[Records provided]:
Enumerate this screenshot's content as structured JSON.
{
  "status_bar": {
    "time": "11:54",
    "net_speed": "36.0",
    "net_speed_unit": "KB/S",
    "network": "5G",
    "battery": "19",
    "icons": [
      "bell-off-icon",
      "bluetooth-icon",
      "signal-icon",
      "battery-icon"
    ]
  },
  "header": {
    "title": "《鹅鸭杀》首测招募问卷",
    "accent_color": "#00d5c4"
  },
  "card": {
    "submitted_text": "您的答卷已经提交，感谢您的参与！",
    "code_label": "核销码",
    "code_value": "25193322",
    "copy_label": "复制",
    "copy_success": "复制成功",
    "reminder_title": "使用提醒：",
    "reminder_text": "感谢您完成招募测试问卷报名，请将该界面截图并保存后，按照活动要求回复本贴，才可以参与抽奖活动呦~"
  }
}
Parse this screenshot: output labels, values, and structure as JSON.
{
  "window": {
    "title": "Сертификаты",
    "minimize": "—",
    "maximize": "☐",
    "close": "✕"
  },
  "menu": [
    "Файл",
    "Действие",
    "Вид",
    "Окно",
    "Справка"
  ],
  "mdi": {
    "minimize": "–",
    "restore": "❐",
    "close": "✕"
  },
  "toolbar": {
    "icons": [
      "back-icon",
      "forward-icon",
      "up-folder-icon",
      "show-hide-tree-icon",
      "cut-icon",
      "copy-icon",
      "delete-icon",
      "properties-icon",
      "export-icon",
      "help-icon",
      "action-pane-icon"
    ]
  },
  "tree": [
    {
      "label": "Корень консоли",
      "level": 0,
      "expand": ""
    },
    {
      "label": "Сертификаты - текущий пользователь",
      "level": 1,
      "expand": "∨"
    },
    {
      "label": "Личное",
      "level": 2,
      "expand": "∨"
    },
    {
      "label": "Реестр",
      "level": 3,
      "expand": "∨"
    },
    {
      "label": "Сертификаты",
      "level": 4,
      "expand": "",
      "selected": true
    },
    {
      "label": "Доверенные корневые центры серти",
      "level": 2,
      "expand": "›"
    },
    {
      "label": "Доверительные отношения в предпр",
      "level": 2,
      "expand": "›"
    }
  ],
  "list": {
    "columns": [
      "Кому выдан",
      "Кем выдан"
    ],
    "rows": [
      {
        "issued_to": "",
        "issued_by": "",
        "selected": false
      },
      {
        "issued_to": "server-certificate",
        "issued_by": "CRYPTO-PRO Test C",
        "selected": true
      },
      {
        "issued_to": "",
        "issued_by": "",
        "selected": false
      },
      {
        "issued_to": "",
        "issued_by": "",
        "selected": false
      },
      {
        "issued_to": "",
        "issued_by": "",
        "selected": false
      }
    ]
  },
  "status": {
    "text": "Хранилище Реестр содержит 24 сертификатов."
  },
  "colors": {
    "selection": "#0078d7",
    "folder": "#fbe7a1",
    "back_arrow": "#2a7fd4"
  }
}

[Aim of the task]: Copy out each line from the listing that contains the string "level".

[Your solution]:
      "level": 0,
      "level": 1,
      "level": 2,
      "level": 3,
      "level": 4,
      "level": 2,
      "level": 2,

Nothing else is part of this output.